A great deal on a great jig.
When it was first invented, the inventor / friend of mine demonstrated his prototype to me, and I just had to have one, but I had to wait almost 5 months before they reached the stores. I paid a premium to get one from the early production, but it was worth every penny. I love that jig, and I threw about 8 shop made box joint jigs of various designs and sizes in the fire shortly after receiving it. Some made good joints and some were a little loose, but together they took up way too much storage space in my small shop. The I-Box jig replaced them all and takes up about 1/3 of the space. Plus, it's so easy to adjust for any width joint from 1/8" up to about 1". There are many ways to make box joints and I've tried many, but for me, this jig is the only way that I make them now.
The I-Box jig can be used on a router table, but I found that I can get better cuts using it on my table saw. A router bit cuts in both directions, so it really needs a sacrificial backer on both sides of the work to keep tear-out to a minimum. The I-Box jig has a backer for one side of the work included in the design, but you will need to attach a second backer to the face side of your work with double sided tape to get the best cuts with a router bit and you will need a new backer for the face side of every piece cut to get the same great results.
Pair the I-Box jig with your table saw and a Freud SBOX8 blade set or equivalent for 1/4" and 3/8" cuts, or a Freud LM72R008 or equivalent FTG type blade for 1/8" cuts and it makes some beautiful box joints. I rarely make box joints larger than 3/8", but have used my Freud SD608 Dado blade set for a few boxes and had good results too. They just don't have the perfectly square, flat bottomed cuts that these other blades can produce.
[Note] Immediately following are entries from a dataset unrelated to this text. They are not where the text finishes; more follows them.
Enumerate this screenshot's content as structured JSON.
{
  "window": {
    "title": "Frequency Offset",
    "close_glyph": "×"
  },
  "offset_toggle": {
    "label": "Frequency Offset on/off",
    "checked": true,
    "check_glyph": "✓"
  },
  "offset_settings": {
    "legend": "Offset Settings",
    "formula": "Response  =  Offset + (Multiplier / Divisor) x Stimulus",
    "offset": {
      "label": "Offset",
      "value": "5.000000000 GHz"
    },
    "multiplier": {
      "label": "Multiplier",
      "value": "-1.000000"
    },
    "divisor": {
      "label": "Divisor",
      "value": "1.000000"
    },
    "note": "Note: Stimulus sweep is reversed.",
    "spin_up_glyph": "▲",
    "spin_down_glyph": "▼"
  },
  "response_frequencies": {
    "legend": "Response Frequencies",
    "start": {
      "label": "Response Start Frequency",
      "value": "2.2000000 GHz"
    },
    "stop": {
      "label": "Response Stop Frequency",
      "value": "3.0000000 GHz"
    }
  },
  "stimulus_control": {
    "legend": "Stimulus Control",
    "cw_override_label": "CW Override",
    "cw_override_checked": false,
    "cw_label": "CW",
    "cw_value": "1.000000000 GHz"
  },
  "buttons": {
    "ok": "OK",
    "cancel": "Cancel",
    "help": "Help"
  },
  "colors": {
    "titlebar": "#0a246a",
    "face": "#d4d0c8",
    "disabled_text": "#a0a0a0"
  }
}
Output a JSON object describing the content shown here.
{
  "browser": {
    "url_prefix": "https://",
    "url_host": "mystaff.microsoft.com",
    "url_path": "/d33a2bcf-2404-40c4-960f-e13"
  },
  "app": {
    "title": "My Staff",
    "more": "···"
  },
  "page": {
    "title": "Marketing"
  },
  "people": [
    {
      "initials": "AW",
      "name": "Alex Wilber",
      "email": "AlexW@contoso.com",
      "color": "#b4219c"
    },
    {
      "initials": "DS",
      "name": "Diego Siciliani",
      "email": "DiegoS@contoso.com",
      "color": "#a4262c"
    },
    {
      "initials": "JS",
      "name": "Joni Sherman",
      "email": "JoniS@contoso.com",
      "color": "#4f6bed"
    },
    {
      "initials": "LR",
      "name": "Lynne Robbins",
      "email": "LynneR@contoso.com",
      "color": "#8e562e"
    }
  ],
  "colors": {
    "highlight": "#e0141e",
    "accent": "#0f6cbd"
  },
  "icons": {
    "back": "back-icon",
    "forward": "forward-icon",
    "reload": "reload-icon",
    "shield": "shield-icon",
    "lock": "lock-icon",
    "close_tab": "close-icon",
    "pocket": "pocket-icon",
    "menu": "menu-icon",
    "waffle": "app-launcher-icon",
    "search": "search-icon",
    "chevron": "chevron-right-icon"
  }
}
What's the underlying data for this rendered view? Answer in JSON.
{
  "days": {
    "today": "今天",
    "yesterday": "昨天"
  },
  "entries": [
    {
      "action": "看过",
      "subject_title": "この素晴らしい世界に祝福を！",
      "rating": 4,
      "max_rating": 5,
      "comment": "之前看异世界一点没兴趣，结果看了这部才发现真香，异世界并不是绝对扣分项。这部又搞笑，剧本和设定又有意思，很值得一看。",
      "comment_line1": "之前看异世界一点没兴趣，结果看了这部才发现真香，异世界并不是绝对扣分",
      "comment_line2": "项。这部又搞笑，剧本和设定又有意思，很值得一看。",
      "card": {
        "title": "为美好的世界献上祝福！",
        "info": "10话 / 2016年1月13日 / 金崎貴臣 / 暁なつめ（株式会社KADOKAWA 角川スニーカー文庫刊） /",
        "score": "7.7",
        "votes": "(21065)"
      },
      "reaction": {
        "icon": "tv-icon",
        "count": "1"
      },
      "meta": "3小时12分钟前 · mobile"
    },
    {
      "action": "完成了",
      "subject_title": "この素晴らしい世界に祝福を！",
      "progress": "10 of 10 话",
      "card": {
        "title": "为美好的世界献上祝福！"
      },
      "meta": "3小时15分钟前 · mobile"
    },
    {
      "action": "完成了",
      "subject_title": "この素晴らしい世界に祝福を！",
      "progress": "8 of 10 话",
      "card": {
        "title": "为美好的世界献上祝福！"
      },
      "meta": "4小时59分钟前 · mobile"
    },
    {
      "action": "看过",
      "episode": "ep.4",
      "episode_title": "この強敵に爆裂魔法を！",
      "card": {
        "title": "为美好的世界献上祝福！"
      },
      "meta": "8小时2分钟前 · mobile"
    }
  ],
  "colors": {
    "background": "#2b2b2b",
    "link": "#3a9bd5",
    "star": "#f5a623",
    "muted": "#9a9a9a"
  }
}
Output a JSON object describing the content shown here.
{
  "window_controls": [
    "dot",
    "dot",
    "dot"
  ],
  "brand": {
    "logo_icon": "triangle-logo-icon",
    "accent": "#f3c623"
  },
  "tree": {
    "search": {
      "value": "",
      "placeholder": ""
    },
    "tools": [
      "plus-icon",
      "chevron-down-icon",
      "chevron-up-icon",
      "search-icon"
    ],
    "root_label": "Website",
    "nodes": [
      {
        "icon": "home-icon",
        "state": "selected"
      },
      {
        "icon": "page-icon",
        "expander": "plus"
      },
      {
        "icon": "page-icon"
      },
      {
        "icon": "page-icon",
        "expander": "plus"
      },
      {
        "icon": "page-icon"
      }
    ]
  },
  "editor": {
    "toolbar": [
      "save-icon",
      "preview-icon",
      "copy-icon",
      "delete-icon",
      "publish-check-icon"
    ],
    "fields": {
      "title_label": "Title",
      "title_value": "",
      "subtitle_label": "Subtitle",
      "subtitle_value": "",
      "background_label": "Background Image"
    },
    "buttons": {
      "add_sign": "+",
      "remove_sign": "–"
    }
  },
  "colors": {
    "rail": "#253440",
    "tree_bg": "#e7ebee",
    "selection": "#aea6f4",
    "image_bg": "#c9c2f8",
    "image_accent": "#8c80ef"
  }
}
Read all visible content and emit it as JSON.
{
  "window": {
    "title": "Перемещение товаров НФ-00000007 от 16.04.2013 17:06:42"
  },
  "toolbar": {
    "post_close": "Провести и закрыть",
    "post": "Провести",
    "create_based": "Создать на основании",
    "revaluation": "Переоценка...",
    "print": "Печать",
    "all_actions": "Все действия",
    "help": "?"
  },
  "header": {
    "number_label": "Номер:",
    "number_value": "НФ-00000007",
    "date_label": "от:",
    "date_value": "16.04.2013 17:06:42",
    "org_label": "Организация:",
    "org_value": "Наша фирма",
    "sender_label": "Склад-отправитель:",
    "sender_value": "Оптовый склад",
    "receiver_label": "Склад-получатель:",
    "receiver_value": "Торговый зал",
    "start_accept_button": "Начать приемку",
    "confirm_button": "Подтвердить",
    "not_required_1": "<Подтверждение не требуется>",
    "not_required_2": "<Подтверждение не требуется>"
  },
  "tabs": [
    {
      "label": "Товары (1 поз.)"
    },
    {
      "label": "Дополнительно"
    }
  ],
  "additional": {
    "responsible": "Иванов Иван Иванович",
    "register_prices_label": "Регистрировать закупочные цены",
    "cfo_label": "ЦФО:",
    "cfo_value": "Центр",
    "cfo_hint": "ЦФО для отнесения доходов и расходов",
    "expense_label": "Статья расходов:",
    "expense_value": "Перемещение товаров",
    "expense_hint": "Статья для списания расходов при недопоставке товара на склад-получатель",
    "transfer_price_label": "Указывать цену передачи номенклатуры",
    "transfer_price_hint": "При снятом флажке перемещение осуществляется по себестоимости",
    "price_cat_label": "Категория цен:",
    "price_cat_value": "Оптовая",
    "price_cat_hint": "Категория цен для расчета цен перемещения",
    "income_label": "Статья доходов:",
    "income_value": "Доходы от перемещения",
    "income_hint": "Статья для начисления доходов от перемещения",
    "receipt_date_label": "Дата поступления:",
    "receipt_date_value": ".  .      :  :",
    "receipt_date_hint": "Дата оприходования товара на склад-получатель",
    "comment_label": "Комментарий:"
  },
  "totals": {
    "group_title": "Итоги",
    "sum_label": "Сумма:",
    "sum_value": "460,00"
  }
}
I know the inventor, but I have no other connection to him or Incra. I do like his I-Box jig though.
Central North Carolina